POTOMAC TWO-STEP

1.  They pushed the button, Jim. . . .The big red one. In Geneva, we work to diminish “nucular” options; on The Hill, Senate Dems leverage them: “the rule change represents a substantial power shift in a chamber that for more than two centuries has prided itself on affording more rights to the minority party than any other legislative body in the world. Now, a president whose party holds the majority in the Senate is virtually assured of having his nominees approved, with far less opportunity for political obstruction.”

2. If it’s not a secret, you can’t leak it. That was Easy!: “Excessive government secrecy feeds public mistrust and may be fostering a culture of leaks, a Democratic lawmaker said Thursday in urging a fundamental re-look at the scope of the classification system. ‘It totally undermines public confidence in our institutions,’ Sen. Jeanne Shaheen, D-N.H., said at the National Archives and Record Administration’s headquarters in downtown Washington. ‘We simply classify too much information for too long at too great a cost.’”

OPINIONS EVERYONE HAS

1.  “The Arabs’ Iran Dilemma.” Aljazeera.Com contributor Salah Nasrawi argues, “The best way to keep Iran in check, and to address the rise of sectarianism and its threats to internal security, would be to enact the long overdue democratic reforms that are vital for stability and to reduce tensions in the region through a new effective security and cooperation framework.”

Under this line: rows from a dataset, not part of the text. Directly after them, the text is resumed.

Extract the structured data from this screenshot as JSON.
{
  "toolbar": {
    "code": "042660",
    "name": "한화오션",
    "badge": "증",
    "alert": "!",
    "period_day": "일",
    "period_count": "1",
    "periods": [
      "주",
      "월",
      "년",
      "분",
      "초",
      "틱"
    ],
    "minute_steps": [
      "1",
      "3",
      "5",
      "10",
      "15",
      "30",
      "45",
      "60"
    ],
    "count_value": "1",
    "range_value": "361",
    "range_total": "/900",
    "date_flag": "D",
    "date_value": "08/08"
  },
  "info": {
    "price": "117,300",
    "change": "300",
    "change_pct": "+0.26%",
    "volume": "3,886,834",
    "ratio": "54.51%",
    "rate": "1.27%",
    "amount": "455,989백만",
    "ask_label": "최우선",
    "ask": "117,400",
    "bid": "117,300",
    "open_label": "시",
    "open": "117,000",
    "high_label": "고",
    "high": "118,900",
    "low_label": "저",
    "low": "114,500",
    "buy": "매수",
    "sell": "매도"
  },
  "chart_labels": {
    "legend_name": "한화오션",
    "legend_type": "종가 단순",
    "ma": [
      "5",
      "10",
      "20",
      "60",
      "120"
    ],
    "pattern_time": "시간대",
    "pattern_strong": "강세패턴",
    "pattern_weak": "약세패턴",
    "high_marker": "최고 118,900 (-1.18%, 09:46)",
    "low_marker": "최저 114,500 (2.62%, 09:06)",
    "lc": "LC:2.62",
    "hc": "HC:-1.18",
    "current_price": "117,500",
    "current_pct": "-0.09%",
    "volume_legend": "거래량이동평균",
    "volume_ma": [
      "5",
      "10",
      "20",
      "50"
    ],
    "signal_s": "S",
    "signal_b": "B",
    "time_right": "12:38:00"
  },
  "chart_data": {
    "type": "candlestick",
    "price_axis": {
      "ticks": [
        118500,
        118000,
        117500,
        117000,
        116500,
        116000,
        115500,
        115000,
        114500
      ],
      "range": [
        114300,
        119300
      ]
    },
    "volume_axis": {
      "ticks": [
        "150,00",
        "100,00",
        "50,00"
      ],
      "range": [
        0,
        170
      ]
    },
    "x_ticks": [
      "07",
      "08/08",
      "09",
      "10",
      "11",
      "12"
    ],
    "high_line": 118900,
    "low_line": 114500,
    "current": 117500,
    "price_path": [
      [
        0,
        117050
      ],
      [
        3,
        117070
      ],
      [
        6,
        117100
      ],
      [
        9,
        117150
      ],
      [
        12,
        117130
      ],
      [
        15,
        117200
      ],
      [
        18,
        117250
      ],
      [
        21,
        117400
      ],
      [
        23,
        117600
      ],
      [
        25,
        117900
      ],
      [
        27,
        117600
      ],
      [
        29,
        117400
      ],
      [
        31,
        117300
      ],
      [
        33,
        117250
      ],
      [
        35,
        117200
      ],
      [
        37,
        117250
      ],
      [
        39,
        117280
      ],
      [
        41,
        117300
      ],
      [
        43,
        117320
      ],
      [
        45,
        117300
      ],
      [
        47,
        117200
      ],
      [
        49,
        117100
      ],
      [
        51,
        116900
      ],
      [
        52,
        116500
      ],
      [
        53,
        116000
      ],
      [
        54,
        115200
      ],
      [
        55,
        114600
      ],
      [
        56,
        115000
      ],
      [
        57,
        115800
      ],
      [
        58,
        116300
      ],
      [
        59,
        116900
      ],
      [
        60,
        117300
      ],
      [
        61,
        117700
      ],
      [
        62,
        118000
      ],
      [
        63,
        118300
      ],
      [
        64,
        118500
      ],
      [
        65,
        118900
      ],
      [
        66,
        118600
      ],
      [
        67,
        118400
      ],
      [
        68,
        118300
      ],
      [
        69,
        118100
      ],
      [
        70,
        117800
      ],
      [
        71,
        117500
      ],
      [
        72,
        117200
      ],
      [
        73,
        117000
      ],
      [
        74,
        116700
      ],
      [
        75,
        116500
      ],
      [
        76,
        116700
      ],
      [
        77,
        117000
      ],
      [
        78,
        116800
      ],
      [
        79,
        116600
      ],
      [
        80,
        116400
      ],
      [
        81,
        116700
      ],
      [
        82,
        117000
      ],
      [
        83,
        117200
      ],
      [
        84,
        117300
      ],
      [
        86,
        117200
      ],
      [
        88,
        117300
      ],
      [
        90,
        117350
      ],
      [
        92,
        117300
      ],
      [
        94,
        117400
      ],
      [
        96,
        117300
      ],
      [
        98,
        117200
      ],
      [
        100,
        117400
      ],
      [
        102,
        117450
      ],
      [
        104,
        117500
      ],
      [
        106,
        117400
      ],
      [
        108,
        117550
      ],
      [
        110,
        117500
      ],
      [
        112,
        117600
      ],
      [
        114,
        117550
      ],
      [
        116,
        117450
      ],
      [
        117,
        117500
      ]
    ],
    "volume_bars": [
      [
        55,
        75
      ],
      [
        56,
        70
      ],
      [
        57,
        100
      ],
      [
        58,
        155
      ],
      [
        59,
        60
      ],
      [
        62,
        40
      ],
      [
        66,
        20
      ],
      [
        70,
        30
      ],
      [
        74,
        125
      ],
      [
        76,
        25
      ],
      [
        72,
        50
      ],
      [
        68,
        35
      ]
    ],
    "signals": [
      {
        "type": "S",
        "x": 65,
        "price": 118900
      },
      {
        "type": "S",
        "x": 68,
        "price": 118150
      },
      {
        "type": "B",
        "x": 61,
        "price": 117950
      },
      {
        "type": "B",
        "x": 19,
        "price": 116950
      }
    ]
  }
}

2.  “What the filibuster’s demise means for the Supreme Court.” Reuters’ contributor Reihan Salam argues, “Now that Senate Majority Leader Harry Reid has ended the filibuster for district and appeals court nominees and executive branch appointments, it’s only a matter of time before the filibuster goes away for Supreme Court nominations and legislation as well.”

3.  “Without the filibuster, a tyranny of the majority.”  WaPo contributor Senator Lamar Alexander argues, “This was the most dangerous restructuring of Senate rules since Thomas Jefferson wrote them. It creates a perpetual opportunity for ‘tyranny of the majority,’ which Alexis de Tocqueville called one of the greatest threats to American democracy.”

THE FUNNIES

1.  War on Xmas.

2.  Ass-phyxiation.

3.  First Thanksgiving.